HOW TO COMPLETE THIS TASK:
Could you reproduce every record below exactly as written?

◆ ◆ ◆ ◆

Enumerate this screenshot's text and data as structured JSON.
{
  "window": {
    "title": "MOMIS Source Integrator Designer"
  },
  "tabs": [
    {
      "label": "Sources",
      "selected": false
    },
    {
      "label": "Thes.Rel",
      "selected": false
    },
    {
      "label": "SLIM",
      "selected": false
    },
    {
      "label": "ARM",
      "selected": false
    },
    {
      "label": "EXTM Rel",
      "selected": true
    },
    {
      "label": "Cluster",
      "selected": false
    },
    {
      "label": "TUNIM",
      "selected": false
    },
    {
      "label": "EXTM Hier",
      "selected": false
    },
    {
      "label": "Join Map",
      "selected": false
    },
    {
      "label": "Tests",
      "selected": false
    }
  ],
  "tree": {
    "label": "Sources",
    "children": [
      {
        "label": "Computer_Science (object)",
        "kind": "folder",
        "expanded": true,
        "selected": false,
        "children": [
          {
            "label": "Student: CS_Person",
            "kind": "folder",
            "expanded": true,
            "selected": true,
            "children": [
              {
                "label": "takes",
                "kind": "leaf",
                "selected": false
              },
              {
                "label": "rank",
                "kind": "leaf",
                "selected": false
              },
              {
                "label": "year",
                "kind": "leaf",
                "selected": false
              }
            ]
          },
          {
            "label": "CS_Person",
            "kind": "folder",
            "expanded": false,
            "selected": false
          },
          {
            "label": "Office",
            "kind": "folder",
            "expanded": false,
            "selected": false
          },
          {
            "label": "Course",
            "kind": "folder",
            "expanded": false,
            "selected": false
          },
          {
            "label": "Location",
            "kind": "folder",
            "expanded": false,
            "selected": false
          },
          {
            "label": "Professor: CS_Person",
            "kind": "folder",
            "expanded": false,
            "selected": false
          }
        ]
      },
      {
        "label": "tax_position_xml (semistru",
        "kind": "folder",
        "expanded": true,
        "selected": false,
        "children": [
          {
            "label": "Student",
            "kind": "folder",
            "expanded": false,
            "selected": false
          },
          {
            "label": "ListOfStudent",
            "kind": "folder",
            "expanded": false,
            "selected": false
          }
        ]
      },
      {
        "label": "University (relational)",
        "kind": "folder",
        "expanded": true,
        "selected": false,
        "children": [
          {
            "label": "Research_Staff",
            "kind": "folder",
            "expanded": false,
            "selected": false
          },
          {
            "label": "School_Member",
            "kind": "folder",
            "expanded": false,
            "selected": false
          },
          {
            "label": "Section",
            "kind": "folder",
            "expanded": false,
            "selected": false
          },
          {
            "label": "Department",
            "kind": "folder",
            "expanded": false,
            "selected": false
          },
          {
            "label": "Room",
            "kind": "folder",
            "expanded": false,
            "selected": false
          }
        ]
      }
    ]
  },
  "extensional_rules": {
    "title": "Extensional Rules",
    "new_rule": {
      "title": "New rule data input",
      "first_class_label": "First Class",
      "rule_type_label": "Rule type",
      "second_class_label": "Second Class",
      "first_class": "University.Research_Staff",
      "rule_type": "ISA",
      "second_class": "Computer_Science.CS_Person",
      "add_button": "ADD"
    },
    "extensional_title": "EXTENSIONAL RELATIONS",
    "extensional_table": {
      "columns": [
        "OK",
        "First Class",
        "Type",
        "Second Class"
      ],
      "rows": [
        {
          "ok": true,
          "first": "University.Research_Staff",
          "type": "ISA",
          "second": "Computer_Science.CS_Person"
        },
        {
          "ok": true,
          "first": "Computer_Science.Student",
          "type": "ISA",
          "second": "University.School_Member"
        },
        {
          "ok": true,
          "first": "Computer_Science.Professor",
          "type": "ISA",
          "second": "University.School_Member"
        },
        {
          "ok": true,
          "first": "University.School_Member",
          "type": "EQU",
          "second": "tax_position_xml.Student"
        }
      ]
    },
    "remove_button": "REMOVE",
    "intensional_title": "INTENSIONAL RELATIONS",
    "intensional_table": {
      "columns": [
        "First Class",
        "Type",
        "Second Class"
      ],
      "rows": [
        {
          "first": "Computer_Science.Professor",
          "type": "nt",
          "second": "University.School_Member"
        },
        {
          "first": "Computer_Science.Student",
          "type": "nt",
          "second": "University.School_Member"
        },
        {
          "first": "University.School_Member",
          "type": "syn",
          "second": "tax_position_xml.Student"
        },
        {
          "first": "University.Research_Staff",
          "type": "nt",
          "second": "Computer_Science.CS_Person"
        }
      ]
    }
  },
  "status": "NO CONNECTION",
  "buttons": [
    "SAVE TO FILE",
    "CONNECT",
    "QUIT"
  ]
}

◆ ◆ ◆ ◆

OUTPUT OF THE EXERCISE:
Enumerate this screenshot's text and data as structured JSON.
{
  "window": {
    "title": "MOMIS Source Integrator Designer"
  },
  "tabs": [
    {
      "label": "Sources",
      "selected": false
    },
    {
      "label": "Thes.Rel",
      "selected": false
    },
    {
      "label": "SLIM",
      "selected": false
    },
    {
      "label": "ARM",
      "selected": false
    },
    {
      "label": "EXTM Rel",
      "selected": true
    },
    {
      "label": "Cluster",
      "selected": false
    },
    {
      "label": "TUNIM",
      "selected": false
    },
    {
      "label": "EXTM Hier",
      "selected": false
    },
    {
      "label": "Join Map",
      "selected": false
    },
    {
      "label": "Tests",
      "selected": false
    }
  ],
  "tree": {
    "label": "Sources",
    "children": [
      {
        "label": "Computer_Science (object)",
        "kind": "folder",
        "expanded": true,
        "selected": false,
        "children": [
          {
            "label": "Student: CS_Person",
            "kind": "folder",
            "expanded": true,
            "selected": true,
            "children": [
              {
                "label": "takes",
                "kind": "leaf",
                "selected": false
              },
              {
                "label": "rank",
                "kind": "leaf",
                "selected": false
              },
              {
                "label": "year",
                "kind": "leaf",
                "selected": false
              }
            ]
          },
          {
            "label": "CS_Person",
            "kind": "folder",
            "expanded": false,
            "selected": false
          },
          {
            "label": "Office",
            "kind": "folder",
            "expanded": false,
            "selected": false
          },
          {
            "label": "Course",
            "kind": "folder",
            "expanded": false,
            "selected": false
          },
          {
            "label": "Location",
            "kind": "folder",
            "expanded": false,
            "selected": false
          },
          {
            "label": "Professor: CS_Person",
            "kind": "folder",
            "expanded": false,
            "selected": false
          }
        ]
      },
      {
        "label": "tax_position_xml (semistru",
        "kind": "folder",
        "expanded": true,
        "selected": false,
        "children": [
          {
            "label": "Student",
            "kind": "folder",
            "expanded": false,
            "selected": false
          },
          {
            "label": "ListOfStudent",
            "kind": "folder",
            "expanded": false,
            "selected": false
          }
        ]
      },
      {
        "label": "University (relational)",
        "kind": "folder",
        "expanded": true,
        "selected": false,
        "children": [
          {
            "label": "Research_Staff",
            "kind": "folder",
            "expanded": false,
            "selected": false
          },
          {
            "label": "School_Member",
            "kind": "folder",
            "expanded": false,
            "selected": false
          },
          {
            "label": "Section",
            "kind": "folder",
            "expanded": false,
            "selected": false
          },
          {
            "label": "Department",
            "kind": "folder",
            "expanded": false,
            "selected": false
          },
          {
            "label": "Room",
            "kind": "folder",
            "expanded": false,
            "selected": false
          }
        ]
      }
    ]
  },
  "extensional_rules": {
    "title": "Extensional Rules",
    "new_rule": {
      "title": "New rule data input",
      "first_class_label": "First Class",
      "rule_type_label": "Rule type",
      "second_class_label": "Second Class",
      "first_class": "University.Research_Staff",
      "rule_type": "ISA",
      "second_class": "Computer_Science.CS_Person",
      "add_button": "ADD"
    },
    "extensional_title": "EXTENSIONAL RELATIONS",
    "extensional_table": {
      "columns": [
        "OK",
        "First Class",
        "Type",
        "Second Class"
      ],
      "rows": [
        {
          "ok": true,
          "first": "University.Research_Staff",
          "type": "ISA",
          "second": "Computer_Science.CS_Person"
        },
        {
          "ok": true,
          "first": "Computer_Science.Student",
          "type": "ISA",
          "second": "University.School_Member"
        },
        {
          "ok": true,
          "first": "Computer_Science.Professor",
          "type": "ISA",
          "second": "University.School_Member"
        },
        {
          "ok": true,
          "first": "University.School_Member",
          "type": "EQU",
          "second": "tax_position_xml.Student"
        }
      ]
    },
    "remove_button": "REMOVE",
    "intensional_title": "INTENSIONAL RELATIONS",
    "intensional_table": {
      "columns": [
        "First Class",
        "Type",
        "Second Class"
      ],
      "rows": [
        {
          "first": "Computer_Science.Professor",
          "type": "nt",
          "second": "University.School_Member"
        },
        {
          "first": "Computer_Science.Student",
          "type": "nt",
          "second": "University.School_Member"
        },
        {
          "first": "University.School_Member",
          "type": "syn",
          "second": "tax_position_xml.Student"
        },
        {
          "first": "University.Research_Staff",
          "type": "nt",
          "second": "Computer_Science.CS_Person"
        }
      ]
    }
  },
  "status": "NO CONNECTION",
  "buttons": [
    "SAVE TO FILE",
    "CONNECT",
    "QUIT"
  ]
}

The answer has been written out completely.